Let’s be realistic: human milk is not a scarcity! Many mothers have ample supply for their babies, and then some. Some women struggle with oversupply! It is also a vastly renewable resource - empty breasts will fill themselves again and again. It should not be so hard to connect people who need milk to people who have milk to give. And it turns out, it isn't. But fear is alive and well.
When a group of parents decided they were done waiting for the medical community to fix this problem, and opened up a way for donors and recipients to easily match up, there was massive push back. It must not be safe, right? People could have disease! You never know what they might be smoking in their spare time... That's just gross, anyway.
Really, all of the arguments against this wonderful, simple milksharing solution to a common problem sound the same to me as razor blades in apples at Halloween. I doubt that there are all kinds of sadistic, lactating weirdos out there, masquerading as concerned moms, handing out drug-laced human milk donations just for jollies.
Here are a few facts:
Human Milk 4 Human Babies donors do not charge for their milk. There is nothing to be gained by donation, save the truly awesome global village feeling that you are helping to feed another's child.
Milksharing is done person to person. That means you meet that person you are getting milk from. You ask questions. You go to their house and meet their family. And you decide whether or not your baby eats that milk. You decide.
This is not a new idea. Wet nursing has been done throughout human history.

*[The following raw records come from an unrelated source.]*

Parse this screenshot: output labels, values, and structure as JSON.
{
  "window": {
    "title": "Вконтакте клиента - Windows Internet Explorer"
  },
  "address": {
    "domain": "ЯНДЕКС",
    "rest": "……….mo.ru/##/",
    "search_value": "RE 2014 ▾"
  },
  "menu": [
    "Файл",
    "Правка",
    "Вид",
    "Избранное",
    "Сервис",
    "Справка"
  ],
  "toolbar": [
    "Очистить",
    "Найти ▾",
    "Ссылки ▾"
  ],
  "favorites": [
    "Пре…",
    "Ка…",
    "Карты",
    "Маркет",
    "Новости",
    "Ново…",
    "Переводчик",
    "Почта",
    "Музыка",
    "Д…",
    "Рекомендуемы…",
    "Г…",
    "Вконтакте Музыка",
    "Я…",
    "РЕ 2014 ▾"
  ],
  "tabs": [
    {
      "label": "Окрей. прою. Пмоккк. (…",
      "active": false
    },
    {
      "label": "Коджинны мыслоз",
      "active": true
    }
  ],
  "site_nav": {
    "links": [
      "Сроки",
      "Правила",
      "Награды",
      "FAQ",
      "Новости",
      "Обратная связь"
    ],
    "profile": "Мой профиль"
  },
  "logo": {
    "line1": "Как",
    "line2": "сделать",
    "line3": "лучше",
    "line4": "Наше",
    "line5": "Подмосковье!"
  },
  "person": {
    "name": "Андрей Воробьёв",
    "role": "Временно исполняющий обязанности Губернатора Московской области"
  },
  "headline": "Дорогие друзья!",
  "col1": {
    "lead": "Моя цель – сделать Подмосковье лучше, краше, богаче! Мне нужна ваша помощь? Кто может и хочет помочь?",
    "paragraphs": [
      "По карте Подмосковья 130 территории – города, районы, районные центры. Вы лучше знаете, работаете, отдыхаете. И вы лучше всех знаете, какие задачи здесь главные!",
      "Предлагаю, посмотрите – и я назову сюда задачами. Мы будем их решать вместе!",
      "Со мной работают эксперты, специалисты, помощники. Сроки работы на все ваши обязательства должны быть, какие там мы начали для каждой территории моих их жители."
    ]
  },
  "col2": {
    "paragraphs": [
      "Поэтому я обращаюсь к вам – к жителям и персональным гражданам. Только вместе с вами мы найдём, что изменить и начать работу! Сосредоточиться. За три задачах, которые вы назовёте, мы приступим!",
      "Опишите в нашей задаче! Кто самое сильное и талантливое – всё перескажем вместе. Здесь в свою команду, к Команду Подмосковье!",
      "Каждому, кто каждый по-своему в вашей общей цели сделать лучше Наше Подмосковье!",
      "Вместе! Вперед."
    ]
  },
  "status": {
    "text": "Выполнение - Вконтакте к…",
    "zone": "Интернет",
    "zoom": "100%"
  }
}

And, now a confession: My name is Lisa, and I have donated my milk to a stranger.
Based on the oh-so-educated comments that I read elsewhere on the internet, a common reaction to this is, “Omigosh! Weirdo!” or maybe just, “Yuck. I could never do that.”
But before you decide how you feel about informal milksharing, read just a teensy bit more.

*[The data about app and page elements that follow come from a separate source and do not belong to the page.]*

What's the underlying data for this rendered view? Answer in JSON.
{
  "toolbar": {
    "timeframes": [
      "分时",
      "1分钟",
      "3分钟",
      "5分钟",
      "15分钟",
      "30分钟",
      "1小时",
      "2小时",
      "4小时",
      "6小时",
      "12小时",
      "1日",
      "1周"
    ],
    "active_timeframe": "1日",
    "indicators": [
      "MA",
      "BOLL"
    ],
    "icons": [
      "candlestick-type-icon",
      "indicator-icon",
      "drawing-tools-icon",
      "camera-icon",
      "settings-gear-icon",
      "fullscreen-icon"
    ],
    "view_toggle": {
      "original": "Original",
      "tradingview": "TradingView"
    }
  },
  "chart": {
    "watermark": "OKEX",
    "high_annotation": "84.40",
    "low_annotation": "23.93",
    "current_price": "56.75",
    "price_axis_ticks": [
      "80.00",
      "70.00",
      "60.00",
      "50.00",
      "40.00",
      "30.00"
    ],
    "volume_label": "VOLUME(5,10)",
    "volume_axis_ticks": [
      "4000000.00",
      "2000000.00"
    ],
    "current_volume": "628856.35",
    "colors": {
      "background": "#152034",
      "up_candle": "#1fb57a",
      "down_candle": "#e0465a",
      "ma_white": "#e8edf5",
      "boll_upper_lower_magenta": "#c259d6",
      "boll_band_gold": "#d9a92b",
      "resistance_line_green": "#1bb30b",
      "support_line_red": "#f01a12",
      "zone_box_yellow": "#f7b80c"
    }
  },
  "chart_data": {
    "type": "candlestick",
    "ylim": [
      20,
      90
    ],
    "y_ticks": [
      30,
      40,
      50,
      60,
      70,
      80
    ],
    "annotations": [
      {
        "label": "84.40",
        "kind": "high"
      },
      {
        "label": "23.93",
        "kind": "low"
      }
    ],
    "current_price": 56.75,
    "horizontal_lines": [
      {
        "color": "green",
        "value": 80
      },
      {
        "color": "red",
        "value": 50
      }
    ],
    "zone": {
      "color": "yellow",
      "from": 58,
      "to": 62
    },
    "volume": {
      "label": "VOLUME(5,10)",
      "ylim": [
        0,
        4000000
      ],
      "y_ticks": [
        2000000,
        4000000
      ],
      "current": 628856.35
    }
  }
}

I say I gave my milk to a stranger, in that this was someone that I initially met over the Internet. But when she sat in my living room, with her husband and new son, and we chatted while my similar-aged daughter cooed in her swing nearby, stranger was not the word I would have used to describe her. It actually didn’t feel strange at all. We were just two moms. She had a problem, and I was in a position to help her out, in a meaningful way. I am so glad she was not too scared to accept my help. Donating milk was hugely rewarding for me, even renewing much of my faith in the spirit of community.
If only more moms were not scared milk-less. We don't always need to turn to the authorities to fix our problems. Sometimes, with a little courage, we can find our own solutions.
Lisa is Mom to two, wife to one, and lives in Winnipeg, Manitoba, Canada. She loves being busy in her local, gentle parenting community, and blogs occasionally at Swirls and Swings. This article is part of World Milksharing Week's Blog Carnival hosted by Trevor MacDonald at Milk Junkies. Visit the World Milksharing Week website or find WMW on Facebook to learn more.
Breastmilk Donation Page [This page was created prior to milksharing communities existing as they do in 2012. For many years peaceful parenting served, in part, to connect mothers with donors locally via email, phone and community networking. Today, thanks to the new mother-to-mother milksharing set-ups, we hear from far fewer who don't already have their needs met or connections established.]
Joshua's Story: Why I Choose Another Mother's Milk
Joshua's Story: Why I Still Choose Another Mother's Milk
Human Milk for Human Babies After Japan Tsunami
Reasons Not to Send Formula or Human Milk to Haiti and Other Disaster Locations
TIME Reports on New Global Milksharing
Delaney Rose: 6 Months of Milksharing
A Modern Day Wet Nurse
From Despair to Donation: A Mother Loses Her Baby and Shares His Milk
If you would like to share your milksharing story or research on the subject, write to DrMomma.firstname.lastname@example.org